Developing new business models: For Carlton & United Breweries (CUB), the beer giant, digital is central to the entire brand experience. In addition to doubling down on best-in-class digital programmes and products, however, it is setting its sights further afield.
“We also want to leverage digital to create and sustain new business models, such as evolving our merch stores to be interactive and multifaceted experiences, [which is] an entirely new way of connecting with consumers outside of the liquid, outside of the product,” said Jemma Downey, CUB’s head of integrated marketing.
Remember the core: While digital innovation presents nearly endless opportunities, the core of brand-building must not change.
“I would really urge all marketers to be extremely sharp about brand strategy before they get excited about all things digital, as this will help ensure that they are always customer-centric and always rooted in [the] core of the brand,” said Sweta Mehra, CMO of financial-services provider ANZ Australia.
How to stand out from the crowd
For brands that are still coming to terms with elevating the design and delivery of their digital brand experiences, contributors to the Australia Spotlight had some invaluable tips to share:
- Be memorable: Alison Tiling, chief strategy officer at VMLY&R, argued that as speed and convenience are now taken for granted, it is important to be memorable – a goal that may only require small, but smart, changes in approach. “Maybe it’s building in a moment that is unexpected; a pause where speed usually rules; a silence in the noise; [a] checkout that is different from all the others out there… something that sets the brand apart, but that will be linked back to it,” she asserted.
- Don’t be scared of strategic friction: The team from TBWA\Melbourne similarly took the view that the intelligent use of “friction” could actually be beneficial. “Digital experiences are often executed from a rational standpoint to reduce friction. These experiences have become fast and straightforward. They’ve become so slick they often aren't worth remembering.
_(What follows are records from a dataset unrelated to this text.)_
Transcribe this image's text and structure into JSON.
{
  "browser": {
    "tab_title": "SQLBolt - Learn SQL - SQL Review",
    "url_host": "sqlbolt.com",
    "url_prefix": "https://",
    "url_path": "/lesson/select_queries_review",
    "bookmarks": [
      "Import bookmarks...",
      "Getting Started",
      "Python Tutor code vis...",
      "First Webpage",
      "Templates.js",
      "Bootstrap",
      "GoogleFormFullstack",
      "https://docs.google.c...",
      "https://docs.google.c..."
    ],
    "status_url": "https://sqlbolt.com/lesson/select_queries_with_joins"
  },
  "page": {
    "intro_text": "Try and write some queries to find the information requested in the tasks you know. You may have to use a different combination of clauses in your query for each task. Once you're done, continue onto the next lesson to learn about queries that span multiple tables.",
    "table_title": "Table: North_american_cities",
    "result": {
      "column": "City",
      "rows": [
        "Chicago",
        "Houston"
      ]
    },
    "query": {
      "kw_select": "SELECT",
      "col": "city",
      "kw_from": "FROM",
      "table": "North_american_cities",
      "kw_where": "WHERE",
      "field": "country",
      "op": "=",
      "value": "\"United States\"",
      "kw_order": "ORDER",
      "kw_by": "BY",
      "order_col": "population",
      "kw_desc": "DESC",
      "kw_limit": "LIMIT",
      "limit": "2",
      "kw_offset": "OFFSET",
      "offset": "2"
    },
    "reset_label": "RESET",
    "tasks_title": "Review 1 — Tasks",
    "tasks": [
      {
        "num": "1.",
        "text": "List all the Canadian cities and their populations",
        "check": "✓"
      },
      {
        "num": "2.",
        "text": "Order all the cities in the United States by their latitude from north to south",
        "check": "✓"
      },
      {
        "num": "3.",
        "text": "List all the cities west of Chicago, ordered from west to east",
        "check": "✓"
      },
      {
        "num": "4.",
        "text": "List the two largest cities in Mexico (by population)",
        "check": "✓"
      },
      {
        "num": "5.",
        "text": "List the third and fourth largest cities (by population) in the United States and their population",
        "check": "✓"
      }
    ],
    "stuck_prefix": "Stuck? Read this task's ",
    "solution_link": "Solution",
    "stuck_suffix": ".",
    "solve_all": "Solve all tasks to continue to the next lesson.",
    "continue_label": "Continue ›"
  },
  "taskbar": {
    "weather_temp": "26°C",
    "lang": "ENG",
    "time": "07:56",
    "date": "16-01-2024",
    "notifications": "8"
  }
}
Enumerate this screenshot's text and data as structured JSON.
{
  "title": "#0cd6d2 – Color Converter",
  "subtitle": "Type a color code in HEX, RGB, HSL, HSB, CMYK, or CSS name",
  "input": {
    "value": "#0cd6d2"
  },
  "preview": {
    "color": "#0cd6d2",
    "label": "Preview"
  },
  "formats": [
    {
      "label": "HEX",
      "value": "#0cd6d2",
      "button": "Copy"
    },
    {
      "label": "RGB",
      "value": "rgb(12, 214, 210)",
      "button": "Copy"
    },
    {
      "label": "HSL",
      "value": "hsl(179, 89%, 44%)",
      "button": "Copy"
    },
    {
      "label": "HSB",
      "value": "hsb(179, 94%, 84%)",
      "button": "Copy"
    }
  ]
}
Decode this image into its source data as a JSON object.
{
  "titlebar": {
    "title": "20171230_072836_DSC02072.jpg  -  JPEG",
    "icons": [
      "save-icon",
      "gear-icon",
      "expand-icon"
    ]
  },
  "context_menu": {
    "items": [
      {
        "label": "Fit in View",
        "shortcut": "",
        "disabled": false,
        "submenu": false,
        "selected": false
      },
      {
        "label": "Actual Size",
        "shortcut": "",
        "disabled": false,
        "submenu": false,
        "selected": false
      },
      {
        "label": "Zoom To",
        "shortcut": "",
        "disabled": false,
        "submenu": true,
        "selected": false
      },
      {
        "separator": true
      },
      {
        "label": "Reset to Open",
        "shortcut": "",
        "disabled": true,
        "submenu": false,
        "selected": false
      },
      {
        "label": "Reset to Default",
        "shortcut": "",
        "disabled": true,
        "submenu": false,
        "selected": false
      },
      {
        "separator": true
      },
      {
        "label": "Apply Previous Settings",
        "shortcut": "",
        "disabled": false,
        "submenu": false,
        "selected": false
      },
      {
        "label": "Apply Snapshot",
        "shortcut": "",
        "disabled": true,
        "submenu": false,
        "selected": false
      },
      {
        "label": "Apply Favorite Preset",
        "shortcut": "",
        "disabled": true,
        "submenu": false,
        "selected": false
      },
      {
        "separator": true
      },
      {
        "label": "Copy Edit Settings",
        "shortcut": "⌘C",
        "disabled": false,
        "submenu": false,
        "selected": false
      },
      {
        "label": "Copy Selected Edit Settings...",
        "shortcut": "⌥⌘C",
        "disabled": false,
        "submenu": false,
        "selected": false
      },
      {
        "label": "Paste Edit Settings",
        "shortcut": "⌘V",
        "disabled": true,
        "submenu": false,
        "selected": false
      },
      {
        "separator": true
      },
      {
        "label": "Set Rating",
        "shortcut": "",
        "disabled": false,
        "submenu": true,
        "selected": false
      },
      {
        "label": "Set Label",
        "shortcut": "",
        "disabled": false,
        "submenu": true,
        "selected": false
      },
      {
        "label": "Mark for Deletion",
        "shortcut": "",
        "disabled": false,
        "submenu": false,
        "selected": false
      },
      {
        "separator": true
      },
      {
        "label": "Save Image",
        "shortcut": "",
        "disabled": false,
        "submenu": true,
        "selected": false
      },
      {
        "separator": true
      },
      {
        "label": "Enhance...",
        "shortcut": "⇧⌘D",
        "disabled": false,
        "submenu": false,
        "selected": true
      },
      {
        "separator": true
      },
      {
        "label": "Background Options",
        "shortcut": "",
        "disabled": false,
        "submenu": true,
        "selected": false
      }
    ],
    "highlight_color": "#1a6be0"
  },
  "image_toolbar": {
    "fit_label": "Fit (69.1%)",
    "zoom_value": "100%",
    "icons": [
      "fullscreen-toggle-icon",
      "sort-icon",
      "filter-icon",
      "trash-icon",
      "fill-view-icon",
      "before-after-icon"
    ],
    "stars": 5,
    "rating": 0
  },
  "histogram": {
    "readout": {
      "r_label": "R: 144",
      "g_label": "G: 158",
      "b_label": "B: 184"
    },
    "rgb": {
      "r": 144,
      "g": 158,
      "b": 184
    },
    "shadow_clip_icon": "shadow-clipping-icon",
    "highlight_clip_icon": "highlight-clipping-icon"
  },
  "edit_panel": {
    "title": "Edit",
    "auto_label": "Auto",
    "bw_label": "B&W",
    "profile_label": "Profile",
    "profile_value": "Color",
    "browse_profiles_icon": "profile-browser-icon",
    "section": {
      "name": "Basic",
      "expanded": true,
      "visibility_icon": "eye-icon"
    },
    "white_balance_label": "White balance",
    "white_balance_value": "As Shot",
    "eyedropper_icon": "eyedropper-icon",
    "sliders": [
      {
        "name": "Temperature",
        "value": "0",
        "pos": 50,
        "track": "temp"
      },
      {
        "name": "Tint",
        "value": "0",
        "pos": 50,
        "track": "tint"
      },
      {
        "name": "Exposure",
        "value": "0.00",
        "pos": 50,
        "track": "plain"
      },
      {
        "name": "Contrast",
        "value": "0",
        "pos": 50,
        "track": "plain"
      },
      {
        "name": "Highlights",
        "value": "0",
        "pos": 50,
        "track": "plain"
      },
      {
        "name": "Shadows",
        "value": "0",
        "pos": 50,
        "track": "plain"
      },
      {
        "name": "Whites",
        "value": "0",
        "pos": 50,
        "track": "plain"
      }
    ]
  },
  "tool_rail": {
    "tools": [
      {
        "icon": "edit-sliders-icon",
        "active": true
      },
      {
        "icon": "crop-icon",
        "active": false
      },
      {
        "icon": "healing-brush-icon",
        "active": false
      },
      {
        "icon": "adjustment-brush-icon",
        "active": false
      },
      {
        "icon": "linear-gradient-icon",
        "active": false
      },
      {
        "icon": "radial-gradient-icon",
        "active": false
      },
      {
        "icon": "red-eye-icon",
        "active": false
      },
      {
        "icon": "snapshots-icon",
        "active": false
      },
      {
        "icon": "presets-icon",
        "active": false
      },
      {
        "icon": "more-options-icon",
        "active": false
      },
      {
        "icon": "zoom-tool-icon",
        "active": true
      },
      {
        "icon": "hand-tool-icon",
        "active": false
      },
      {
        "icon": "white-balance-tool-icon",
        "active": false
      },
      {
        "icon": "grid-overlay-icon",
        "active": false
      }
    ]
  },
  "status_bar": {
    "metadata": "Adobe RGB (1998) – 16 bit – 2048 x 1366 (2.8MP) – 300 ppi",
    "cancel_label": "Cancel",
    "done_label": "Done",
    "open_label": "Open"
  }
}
So, there is an upside to friction when used for the right reasons,” they proposed.
- Learn to listen: Mette Breith, director of marketing Intelligence at OMD, outlined how brands should leverage social listening alongside other consumer signals as the first step in delivering meaningful brand experiences. “Understanding the conversation and sentiment of consumers when they search for a brand is a vital tool to gain insights,” she stated. “Most important is that all sources provide some part of the truth, and it is more crucial than ever to prioritise speed and gaining a holistic overview when making decisions based on consumer signals.”
- Think like the upstarts: Looking at the financial services sector specifically, Tanvi Singh, Mindshare’s strategy director, encouraged legacy brands to look at the innovations taking place in the fintech space for inspiration. “It’s time we think of the endless possibilities of mingling tech and creativity, and further explore the creative tension between the two,” she wrote. “Marketers in financial services have a beautiful opportunity to learn, unlearn and reimage possibilities for their brand’s digital experience.”
This first APAC Spotlight of 2021 marks the debut of an expanded format for the series, with homegrown brand perspectives and consumer sentiment data courtesy of our partner GWI lending additional layers to the core collection of thinking and insights from in-market strategists.
WARC subscribers can now explore the Australia Spotlight in full. We look forward to publishing more Spotlights over the course of this the year as the series ramps up, and we continue our mission to tackle timely marketing issues in key markets such as India, Southeast Asia, China and, of course, Australia.